[cnn-photo-caption image=http://i2.cdn.turner.com/cnn/2008/images/07/17/ac360blog.michelleobama.jpg width=292 height=320]
President, Center for the Advancement of Women
Last week my daughter Felicia and I attended the Essence Music Festival in New Orleans. As usual, Chris Rock brought his profound comedic talent to sharply insightful social commentary. “It’s going to be hard for a sister to be first lady … because a black woman can’t play the back role of a relationship,” he said.
Mr. Rock alluded to the common racial stereotype that burdens African-American women: by virtue of our well-documented historical role as the strength of the family, we’re characterized as domineering and aggressive. The latest cruelty, extreme even for political satire, was cast in a cartoon of a kinky-haired, armed and dangerous Michelle Obama, on the cover of The New Yorker.
Mrs. Obama, a Princeton- and Harvard-educated health care executive who may become the nation’s first African-American First Lady, has shown nothing in her character to justify an insult of this magnitude. While all women are denigrated by the New Yorker’s cover, the attack on Mrs. Obama resonates even more deeply with African-American women.
Even in such ascendancy, the candidate’s wife can’t escape the place African-American women continue to occupy whether in the media or in the doctor’s office; at the bottom of the image totem pole; a spot not even the most accomplished among us can avoid. African-American women face wage disparities reflective of the race and gender gap, earning 15 percent lower than white women and 10 percent lower than African-American men. We’re the recipients of 54 percent of the nation’s subprime loans. AIDS is the leading cause of death among black women between the ages of 25 and 44, and the rate of unintended pregnancies is twice that of our white counterparts. Yet, one in five African-American women doesn’t have medical insurance.

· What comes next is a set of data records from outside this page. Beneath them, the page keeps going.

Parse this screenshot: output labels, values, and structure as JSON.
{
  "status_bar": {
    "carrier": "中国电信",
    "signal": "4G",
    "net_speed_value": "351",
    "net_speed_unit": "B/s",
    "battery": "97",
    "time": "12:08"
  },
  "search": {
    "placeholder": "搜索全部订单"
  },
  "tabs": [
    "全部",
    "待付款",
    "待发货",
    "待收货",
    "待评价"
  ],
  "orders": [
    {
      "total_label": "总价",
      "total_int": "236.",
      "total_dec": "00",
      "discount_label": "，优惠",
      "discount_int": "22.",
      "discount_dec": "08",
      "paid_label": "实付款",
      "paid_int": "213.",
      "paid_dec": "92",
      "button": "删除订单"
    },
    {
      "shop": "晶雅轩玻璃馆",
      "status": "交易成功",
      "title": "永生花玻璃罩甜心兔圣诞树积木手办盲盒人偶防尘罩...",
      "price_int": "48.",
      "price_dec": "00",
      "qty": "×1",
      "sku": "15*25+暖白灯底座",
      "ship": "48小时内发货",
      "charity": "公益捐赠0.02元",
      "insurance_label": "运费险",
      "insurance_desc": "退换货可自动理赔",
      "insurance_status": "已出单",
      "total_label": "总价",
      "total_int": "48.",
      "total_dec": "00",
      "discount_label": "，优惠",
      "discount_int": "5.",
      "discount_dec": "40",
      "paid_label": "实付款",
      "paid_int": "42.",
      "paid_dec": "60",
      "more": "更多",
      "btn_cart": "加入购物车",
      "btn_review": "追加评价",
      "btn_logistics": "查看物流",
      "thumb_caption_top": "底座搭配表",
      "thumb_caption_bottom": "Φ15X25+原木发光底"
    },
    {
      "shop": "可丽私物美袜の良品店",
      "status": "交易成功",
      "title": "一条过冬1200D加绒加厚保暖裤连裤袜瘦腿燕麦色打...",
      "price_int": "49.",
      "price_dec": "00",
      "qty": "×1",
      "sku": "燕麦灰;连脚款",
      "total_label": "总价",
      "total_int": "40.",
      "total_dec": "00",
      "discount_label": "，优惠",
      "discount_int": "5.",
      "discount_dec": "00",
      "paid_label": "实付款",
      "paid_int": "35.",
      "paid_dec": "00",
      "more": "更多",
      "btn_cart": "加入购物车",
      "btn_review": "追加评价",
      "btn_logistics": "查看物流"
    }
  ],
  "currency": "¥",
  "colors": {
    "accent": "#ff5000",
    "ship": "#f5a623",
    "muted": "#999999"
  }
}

The New Yorker attempted to explain the cover as exposing the issues of scare politics in this year’s presidential election and only an example of the magazine’s legendary satire. This rationale fails to measure the impact of the visual absorption of a magazine that will be on display at most news stands and supermarket checkout counters throughout the country for those who don’t get the point and accept the messages consciously or subconsciously at face value. No explanation of the intent behind the denigrating cartoon will prevent the damage caused by reinforcing stereotypes that African-American women’s “intimidating presence” is to be feared, rather than being given the credit for playing a crucial role, through strength, fortitude and nurturing to advance the aspirations of our race.
We will survive racist satire. For those who thought the debate over the intersection of race and gender, in this year’s election, was over with Sen. Barack Obama’s call for a post-racist society and Sen. Hillary Clinton’s demise, the news is that Michelle Obama is her proxy. The atmosphere is turning over the cover of our ugliest social tensions: women and race.
Anderson Cooper goes beyond the headlines to tell stories from many points of view, so you can make up your own mind about the news. Tune in weeknights at 8 and 10 ET on CNN.
Questions or comments? Send an email
Want to know more? Go behind the scenes with